It amazes me how I keep having to learn the same lessons over and over and over again. Sometimes I wonder if I’ll ever grow into an interior space where harsh words spoken by a loved one don’t wreck my inner peace within the short span of a few insensitively muttered syllables. This not infrequent experience of my over-sensitivity, it is all so humbling.
After an attempt at a nice family dinner outing last night to a fabulously hip local restaurant that serves up delicious Mexican food, I left the table at the end of our meal feeling deeply wounded. In fact I woke up today feeling as if I am bleeding from my heart and I don’t know how to make it stop. Truth be told, I really hate suffering and I am stumbling about to discern where it is I can find a bandage to cover this gushing laceration.
While I position one hand on my heart to try and control the flow, with the other hand I am searching for a weapon I can use to inflict pain in return to my daughter. And then those true, but annoying and inconvenient words of one of my favorite wisdom speakers, Fr. Richard Rohr, pop into my head: “If we do not transform our pain, we will most assuredly transmit it.” AND “The natural movement of the small self or ego is to protect itself so as not to be hurt again.” AND “If we cannot find a way to make our wounds into sacred wounds, we invariably give up on life and humanity.” Ugh. I hate when my ego is confronted and backed into a corner. I drop both hands and cry out for help.
I know I’ve been here before. I know I’ve written about this before. I know, because every time I encounter a new trigger, it seems as if I am back to square one in the school of the spiritual life. I search my mind and ask myself, what is it I am supposed to remember? What have I learned when in this place before? My mind draws a blank; it’s still too busy seething with anger at my perceived state of victimization. Quickly I search my past blog posts to try to find the lessons imparted to me before when I was stuck in this exact kind of mess. I find many on this same topic, each with a slightly different presentation, but then I see this one from two years ago:
Mary reminded me of her heart; though pierced by a sword, it was able to burn bright with the fire of love. It could hold the pain and the love together without rejecting the other. Her heart, she reminded me, was broken over and over throughout her journey as a mother. Yet it was precisely in the breaking that its capacity to overflow with divine love and grace grew with each new fissure. Recalling the traditional religious image of the Immaculate Heart, which before had no positive effect on me, it seemed as if she was extending it to me. For the first time, I saw its softness, its warmth, its healing grace overflowing to hold, comfort and heal me. I begged her to ask her Son to give me the strength in this moment to bear the pain and love together in the small space of my broken heart. Slowly, a peace came over me, the temptation to retaliate lost its power and I could breathe through the agony, just as I did when I was in labor with this same child.“https://eyeswideopentothesacred.com/2017/03/26/she-who-once-was-distant-has-now-drawn-near/

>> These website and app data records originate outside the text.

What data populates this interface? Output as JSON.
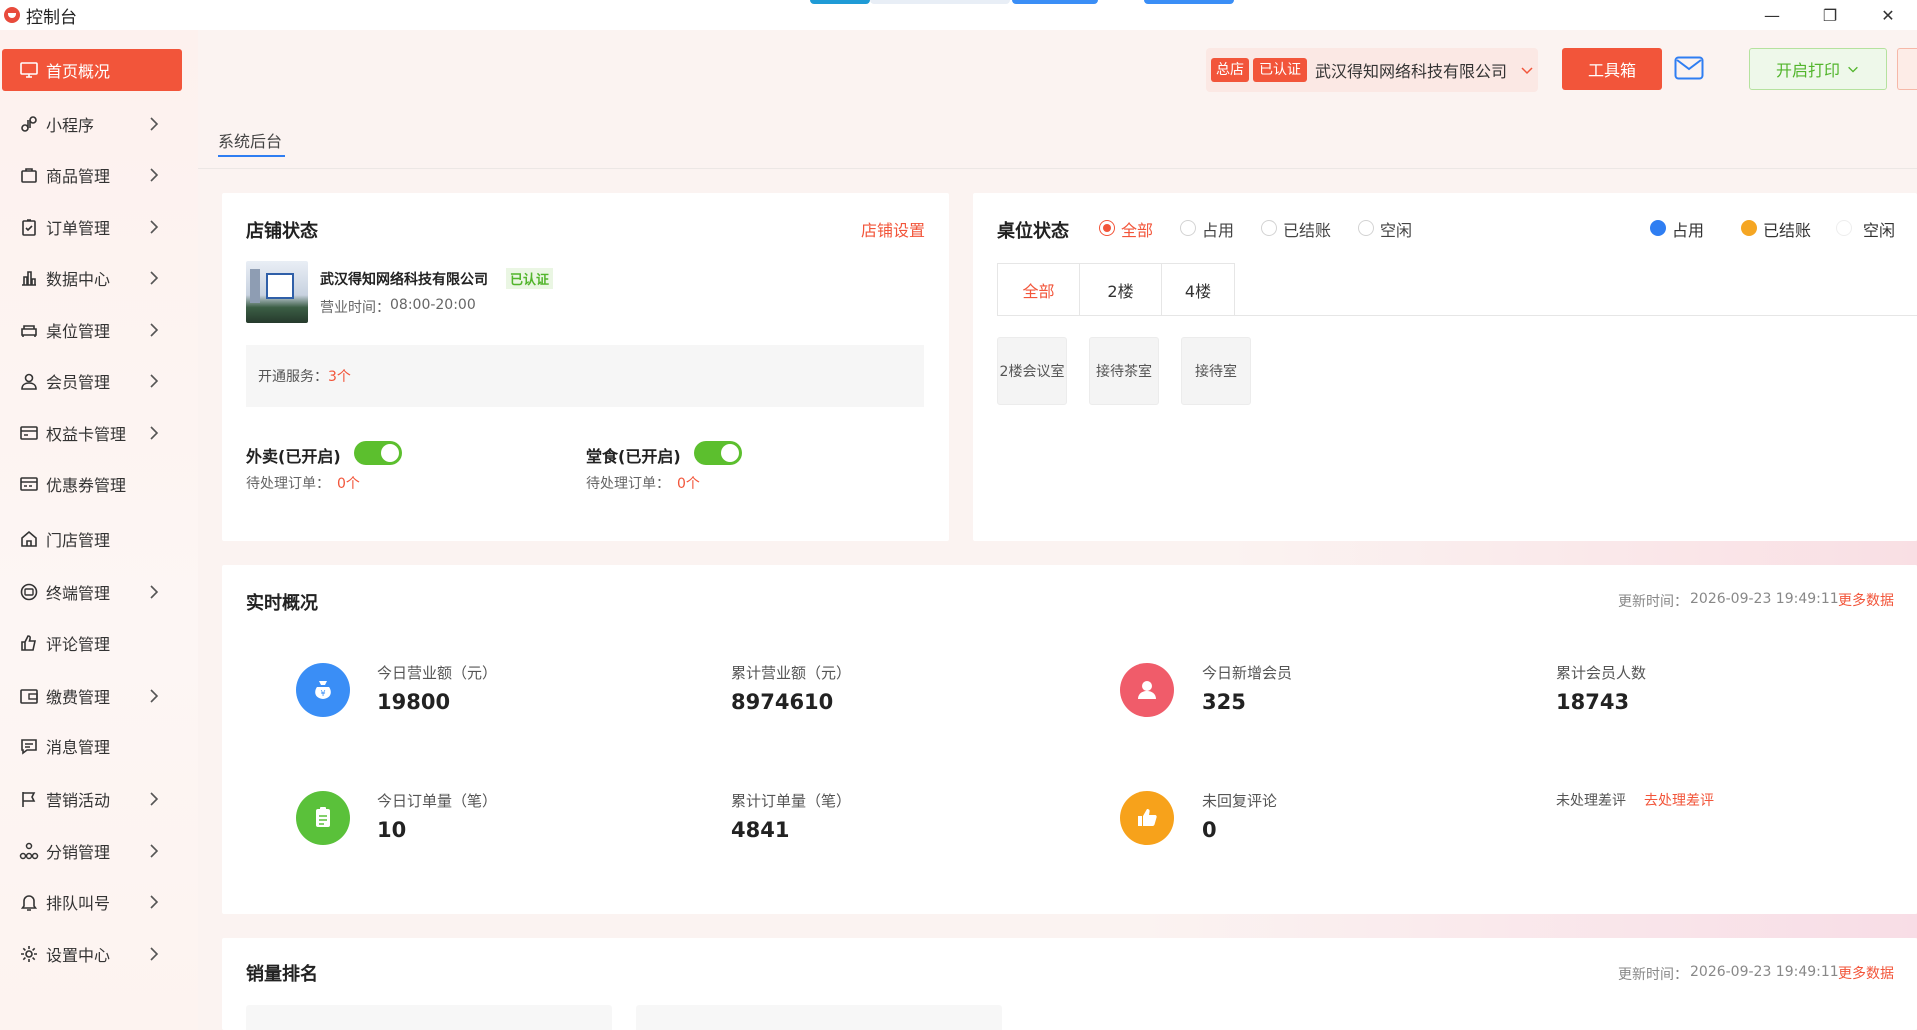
{
  "window": {
    "title": "控制台",
    "controls": {
      "minimize": "—",
      "maximize": "❐",
      "close": "✕"
    }
  },
  "sidebar": {
    "items": [
      {
        "label": "首页概况",
        "icon": "monitor-icon",
        "active": true,
        "has_submenu": false
      },
      {
        "label": "小程序",
        "icon": "miniprogram-icon",
        "has_submenu": true
      },
      {
        "label": "商品管理",
        "icon": "bag-icon",
        "has_submenu": true
      },
      {
        "label": "订单管理",
        "icon": "clipboard-icon",
        "has_submenu": true
      },
      {
        "label": "数据中心",
        "icon": "bar-chart-icon",
        "has_submenu": true
      },
      {
        "label": "桌位管理",
        "icon": "sofa-icon",
        "has_submenu": true
      },
      {
        "label": "会员管理",
        "icon": "user-icon",
        "has_submenu": true
      },
      {
        "label": "权益卡管理",
        "icon": "card-icon",
        "has_submenu": true
      },
      {
        "label": "优惠券管理",
        "icon": "coupon-icon",
        "has_submenu": false
      },
      {
        "label": "门店管理",
        "icon": "home-icon",
        "has_submenu": false
      },
      {
        "label": "终端管理",
        "icon": "terminal-icon",
        "has_submenu": true
      },
      {
        "label": "评论管理",
        "icon": "thumbs-up-icon",
        "has_submenu": false
      },
      {
        "label": "缴费管理",
        "icon": "wallet-icon",
        "has_submenu": true
      },
      {
        "label": "消息管理",
        "icon": "message-icon",
        "has_submenu": false
      },
      {
        "label": "营销活动",
        "icon": "flag-icon",
        "has_submenu": true
      },
      {
        "label": "分销管理",
        "icon": "network-icon",
        "has_submenu": true
      },
      {
        "label": "排队叫号",
        "icon": "bell-icon",
        "has_submenu": true
      },
      {
        "label": "设置中心",
        "icon": "gear-icon",
        "has_submenu": true
      }
    ]
  },
  "header": {
    "store_badge_main": "总店",
    "store_badge_cert": "已认证",
    "store_name": "武汉得知网络科技有限公司",
    "toolbox_label": "工具箱",
    "print_label": "开启打印"
  },
  "breadcrumb": {
    "tab": "系统后台"
  },
  "store_status": {
    "title": "店铺状态",
    "settings_link": "店铺设置",
    "company": "武汉得知网络科技有限公司",
    "cert_badge": "已认证",
    "hours_label": "营业时间：",
    "hours_value": "08:00-20:00",
    "services_label": "开通服务：",
    "services_value": "3个",
    "takeout": {
      "label": "外卖(已开启)",
      "pending_label": "待处理订单：",
      "pending_value": "0个",
      "enabled": true
    },
    "dinein": {
      "label": "堂食(已开启)",
      "pending_label": "待处理订单：",
      "pending_value": "0个",
      "enabled": true
    }
  },
  "table_status": {
    "title": "桌位状态",
    "filters": [
      {
        "label": "全部",
        "checked": true
      },
      {
        "label": "占用",
        "checked": false
      },
      {
        "label": "已结账",
        "checked": false
      },
      {
        "label": "空闲",
        "checked": false
      }
    ],
    "legend": [
      {
        "label": "占用",
        "color": "#2f7ef2"
      },
      {
        "label": "已结账",
        "color": "#f5a623"
      },
      {
        "label": "空闲",
        "color": "#ffffff"
      }
    ],
    "tabs": [
      {
        "label": "全部",
        "active": true
      },
      {
        "label": "2楼",
        "active": false
      },
      {
        "label": "4楼",
        "active": false
      }
    ],
    "rooms": [
      "2楼会议室",
      "接待茶室",
      "接待室"
    ]
  },
  "realtime": {
    "title": "实时概况",
    "updated_label": "更新时间：",
    "updated_value": "2026-09-23 19:49:11",
    "more_link": "更多数据",
    "stats": [
      {
        "label": "今日营业额（元）",
        "value": "19800",
        "icon": "money-bag-icon",
        "color": "#3a8ef6"
      },
      {
        "label": "累计营业额（元）",
        "value": "8974610"
      },
      {
        "label": "今日新增会员",
        "value": "325",
        "icon": "member-icon",
        "color": "#f05c6a"
      },
      {
        "label": "累计会员人数",
        "value": "18743"
      },
      {
        "label": "今日订单量（笔）",
        "value": "10",
        "icon": "order-icon",
        "color": "#5ac13a"
      },
      {
        "label": "累计订单量（笔）",
        "value": "4841"
      },
      {
        "label": "未回复评论",
        "value": "0",
        "icon": "like-icon",
        "color": "#f7a21b"
      },
      {
        "label": "未处理差评",
        "link": "去处理差评"
      }
    ]
  },
  "sales_rank": {
    "title": "销量排名",
    "updated_label": "更新时间：",
    "updated_value": "2026-09-23 19:49:11",
    "more_link": "更多数据"
  },
  "colors": {
    "accent": "#f2553a",
    "green": "#5cbf2e",
    "blue": "#2f7ef2"
  }
}
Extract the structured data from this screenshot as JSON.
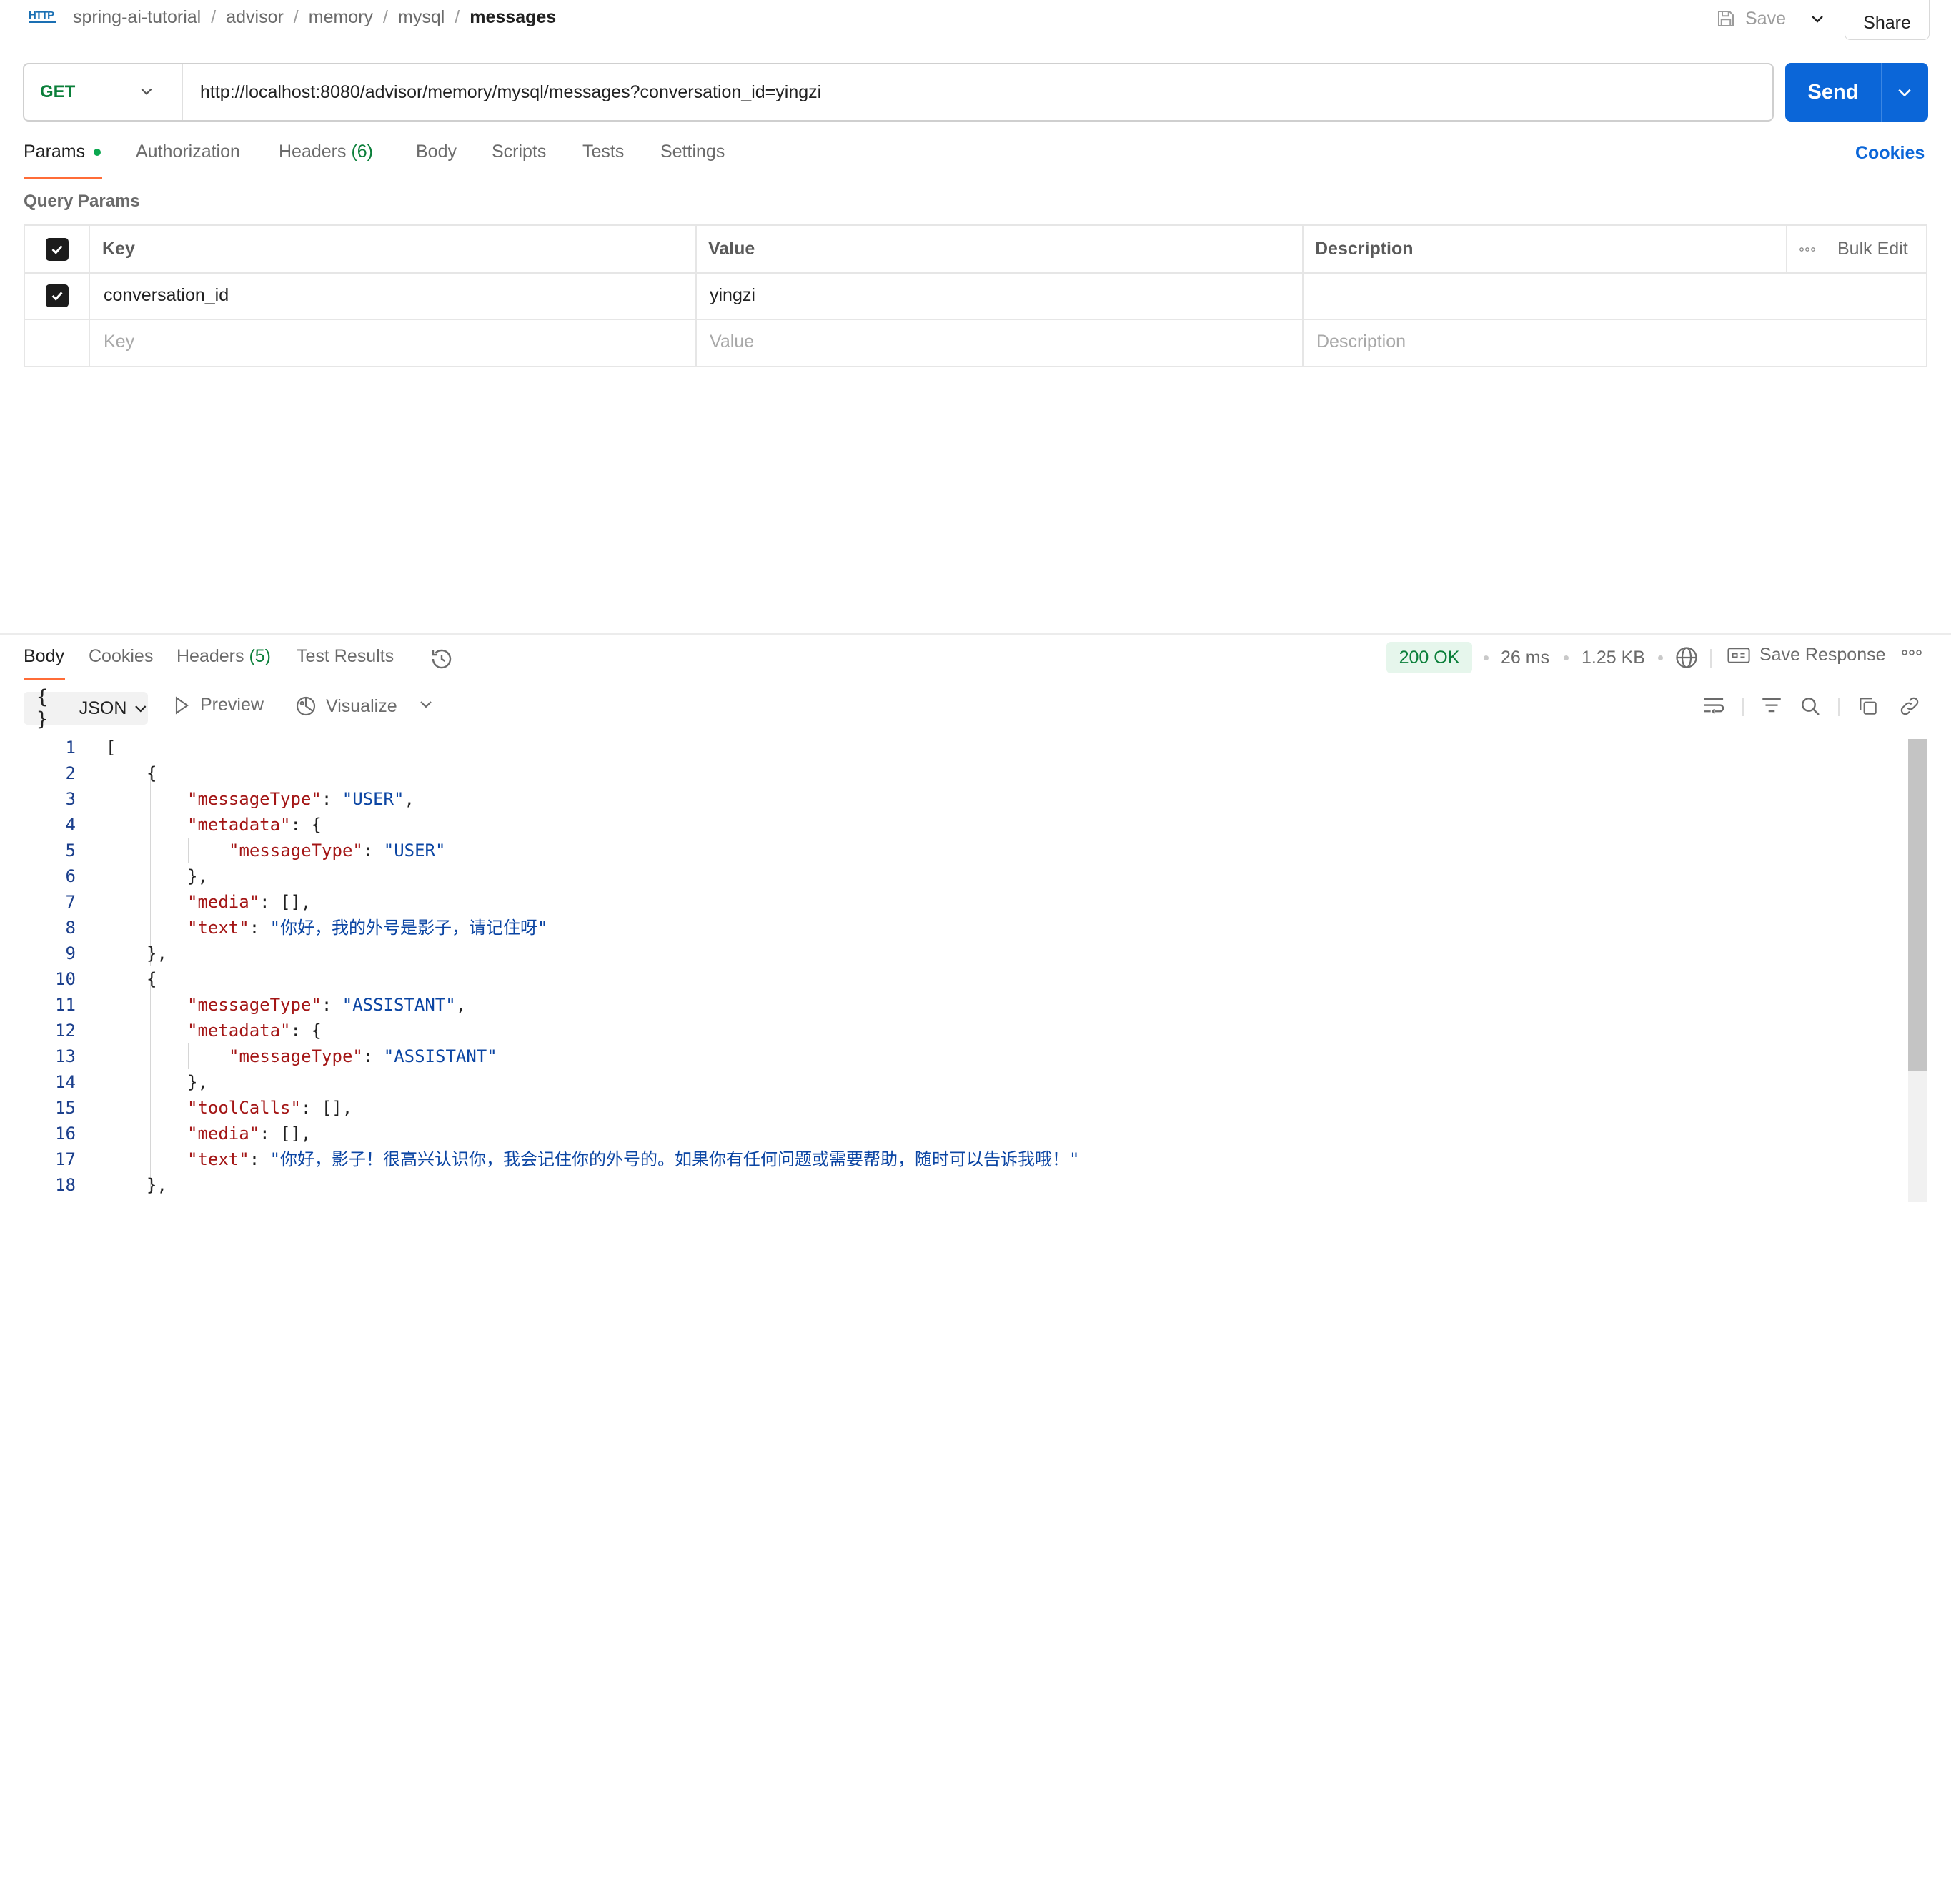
{
  "header": {
    "http_badge": "HTTP",
    "breadcrumb": [
      "spring-ai-tutorial",
      "advisor",
      "memory",
      "mysql"
    ],
    "breadcrumb_sep": "/",
    "current": "messages",
    "save_label": "Save",
    "share_label": "Share"
  },
  "request": {
    "method": "GET",
    "url": "http://localhost:8080/advisor/memory/mysql/messages?conversation_id=yingzi",
    "send_label": "Send"
  },
  "request_tabs": {
    "params": "Params",
    "authorization": "Authorization",
    "headers": "Headers",
    "headers_count": "(6)",
    "body": "Body",
    "scripts": "Scripts",
    "tests": "Tests",
    "settings": "Settings",
    "cookies": "Cookies"
  },
  "query_params": {
    "title": "Query Params",
    "columns": {
      "key": "Key",
      "value": "Value",
      "description": "Description",
      "bulk_edit": "Bulk Edit"
    },
    "rows": [
      {
        "key": "conversation_id",
        "value": "yingzi",
        "description": ""
      }
    ],
    "placeholders": {
      "key": "Key",
      "value": "Value",
      "description": "Description"
    }
  },
  "response_tabs": {
    "body": "Body",
    "cookies": "Cookies",
    "headers": "Headers",
    "headers_count": "(5)",
    "test_results": "Test Results"
  },
  "response_meta": {
    "status": "200 OK",
    "time": "26 ms",
    "size": "1.25 KB",
    "save_response": "Save Response"
  },
  "response_toolbar": {
    "format": "JSON",
    "preview": "Preview",
    "visualize": "Visualize"
  },
  "code": {
    "line_numbers": [
      "1",
      "2",
      "3",
      "4",
      "5",
      "6",
      "7",
      "8",
      "9",
      "10",
      "11",
      "12",
      "13",
      "14",
      "15",
      "16",
      "17",
      "18"
    ],
    "lines": [
      "[",
      "{",
      "\"messageType\": \"USER\",",
      "\"metadata\": {",
      "\"messageType\": \"USER\"",
      "},",
      "\"media\": [],",
      "\"text\": \"你好，我的外号是影子，请记住呀\"",
      "},",
      "{",
      "\"messageType\": \"ASSISTANT\",",
      "\"metadata\": {",
      "\"messageType\": \"ASSISTANT\"",
      "},",
      "\"toolCalls\": [],",
      "\"media\": [],",
      "\"text\": \"你好，影子！很高兴认识你，我会记住你的外号的。如果你有任何问题或需要帮助，随时可以告诉我哦！\"",
      "},"
    ]
  },
  "colors": {
    "accent_orange": "#ff6c37",
    "send_blue": "#0b66d8",
    "method_green": "#0b7f3a",
    "json_key": "#a31515",
    "json_string": "#0b45a3"
  }
}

As I read it over again, it all starts coming back into my consciousness. The lessons: Bear the pain and love together, without rejecting the other; it is precisely in the breaking of the heart that its capacity to overflow with love and grace grows with each new fissure; in asking for divine help, I will be given the strength to breathe through the agony.
One of my plans for Lent was to show up with intentional Love and presence to the least of these I encounter. It has always seemed to me so much easier to be loving to the those I encounter who identify for me their exact need. If you tell me what you need I can respond accordingly. You are hungry? Can I buy you a sandwich and some chips for lunch? You are dying of cancer? When can I stop by and visit you? You had a rough day? Do you want to sit in my chair and vent about it? Being loving to my own flesh and blood who lashes out at me from the depths of some need that I don’t understand and may never even be informed about—that is tough as nails and I don’t like it.
We aren’t even a week in and what I imagined my Lent was going to look like is NOT LIKE THIS. Yet it is obvious to me that here, in this place of pain, resides yet another lesson I have to learn over and over and over again. Forget YOUR plans for Lent; God has re-imagined your plans and though they may not look like you want, they will be exactly what you need IF you but yield your will and ego to the One who knows best.
It is now clear to me this journey is not supposed to be about any neat and packaged responses to the least of these I encounter outside my home. Rather it must be about navigating difficult and rocky terrain that requires laborious inner work. It will be about choosing to hold love and pain together in the space of a small and broken heart. It will be about death to the ego in order that new life may be resurrected within me. It will be about offering a compassionate embrace to those who can be the most difficult disrupters of my ego and my ways and most likely at the most inconvenient and unexpected moments.
May I be given the grace to buckle in and embrace the glorious messiness prepared for me in these remaining days ahead so that I may arrive to my final destination of Easter not “perfected” by my plans, but made new by surrendering to His.